Rich and Strange (1931): Hitchcock’s First Sound Film

Rich and Strange, released in the U.S. as East of Shanghai, was directed by Hitchcock while working in the British industry.

The scenario was adapted by Hitchcock’s wife Alma Reville and Val Valentine from the novel by Dale Collins.

The title is an allusion to words of Ariel’s song “Full fathom five” in Shakespeare’s play, “The Tempest.”

Fred (Henry Kendall) and Emily Hill (Joan Barry) are living a mundane middle-class life in London. Things change when they receive a letter from an an uncle, promising money (as part of their inheritance) to improve their life quality.

Fred quits his job as a clerk and they leave on a cruise for “the Orient.” Fred shows his susceptibility to sea-sickness while crossing the English Channel. Then having fun in Paris, both are scandalized by the Folies Bergère.

As they cruise the Mediterranean, Fred’s sea-sickness worsens, and Emily begins a relationship with Commander Gordon (Percy Marmont), a dapper bachelor.

For his part, as soon as he feels better, Fred is smitten with a German “princess” (Betty Amann), who hits him in the eye with the rope ring used to play deck tennis.

Both spends time on board with their new paramours, and each plans to dissolve the marriage.

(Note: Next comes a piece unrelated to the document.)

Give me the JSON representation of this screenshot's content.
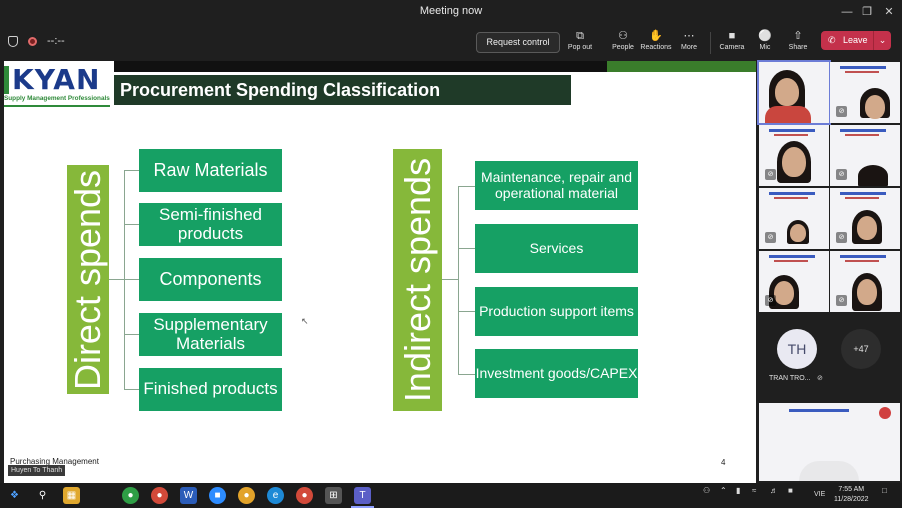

In Colombo, the couple accidentally and awkwardly end up next to each other in a rickshaw.

When the passengers disembark at the final destination of Singapore, Emily leaves with Gordon. When he reveals that the princess is a schemer, she returns to warn her husband. Fred does not believe her at first, but soon discovers his lover has absconded his money to Rangoon. He learns that she was the daughter of a Berlin laundry owner and common street walker. The couple clear their hotel bill and return to England on a tramp steamer.

However, Fred and Emily’s troubles continue, when the ship is abandoned after collision in the fog. Trapped in their cabin, they prepare themselves for the end.

In the morning, however, the ship is still afloat, and the couple escape through  a porthole. A Chinese junk arrives, and the crew proceed to loot the ship. When Fred and Emily board the junk, they are left unmolested and even fed.

They finally return home, with their love for each other stronger based on their experiences. In the last scene, back in London, the couple are seen arguing, just like they did before receiving the aforementioned fateful letter.

The film exhibits elements that Hitchcock would develop in his later films, like the shipboard sets (a recreation of full-size ship in a water tank).

The director also experimented with camera techniques and compositions, evident in the film’s innovative opening, which shows city office workers leaving work at the end of the day. This silent scene was filmed in a single continuous pan shot, and is followed by an extended comedic sequence depicting Fred’s workaday travails as he goes home by train.

The film contains dialogue for only about a quarter of the tale, with many features of silent films included, such as scene captions, imbalanced acting styles, and heavy makeup. Hitchcock later claimed that he was experimenting in emotive performances.

Released between The Lodger (1927) and his breakthrough hits The Man Who Knew Too Much (1934) and The 39 Steps (1935), Rich and Strange was a commercial failure.

Henry Kendall as Fred Hill
Joan Barry as Emily Hill
Percy Marmont as Commander Gordon
Betty Amann as The Princess
Elsie Randolph as The Old Maid